| WORK INSTRUCTION |
Your answer must contain each line of the data, copied exactly.

START SOURCE INFORMATION

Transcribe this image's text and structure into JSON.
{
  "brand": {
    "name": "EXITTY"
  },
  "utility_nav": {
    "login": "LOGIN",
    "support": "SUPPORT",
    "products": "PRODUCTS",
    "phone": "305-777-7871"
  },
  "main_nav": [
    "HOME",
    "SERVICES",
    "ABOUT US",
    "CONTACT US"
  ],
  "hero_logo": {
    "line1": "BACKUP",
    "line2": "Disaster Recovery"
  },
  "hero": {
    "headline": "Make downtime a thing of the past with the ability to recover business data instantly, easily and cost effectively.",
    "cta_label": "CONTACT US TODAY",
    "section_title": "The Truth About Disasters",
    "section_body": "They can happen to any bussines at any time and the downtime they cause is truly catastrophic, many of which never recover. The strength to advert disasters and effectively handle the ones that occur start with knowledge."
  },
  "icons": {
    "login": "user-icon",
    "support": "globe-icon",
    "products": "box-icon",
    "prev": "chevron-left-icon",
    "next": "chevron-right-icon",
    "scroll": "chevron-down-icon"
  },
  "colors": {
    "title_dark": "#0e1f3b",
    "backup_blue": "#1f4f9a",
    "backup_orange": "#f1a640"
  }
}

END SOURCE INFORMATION

| ANSWER |
Transcribe this image's text and structure into JSON.
{
  "brand": {
    "name": "EXITTY"
  },
  "utility_nav": {
    "login": "LOGIN",
    "support": "SUPPORT",
    "products": "PRODUCTS",
    "phone": "305-777-7871"
  },
  "main_nav": [
    "HOME",
    "SERVICES",
    "ABOUT US",
    "CONTACT US"
  ],
  "hero_logo": {
    "line1": "BACKUP",
    "line2": "Disaster Recovery"
  },
  "hero": {
    "headline": "Make downtime a thing of the past with the ability to recover business data instantly, easily and cost effectively.",
    "cta_label": "CONTACT US TODAY",
    "section_title": "The Truth About Disasters",
    "section_body": "They can happen to any bussines at any time and the downtime they cause is truly catastrophic, many of which never recover. The strength to advert disasters and effectively handle the ones that occur start with knowledge."
  },
  "icons": {
    "login": "user-icon",
    "support": "globe-icon",
    "products": "box-icon",
    "prev": "chevron-left-icon",
    "next": "chevron-right-icon",
    "scroll": "chevron-down-icon"
  },
  "colors": {
    "title_dark": "#0e1f3b",
    "backup_blue": "#1f4f9a",
    "backup_orange": "#f1a640"
  }
}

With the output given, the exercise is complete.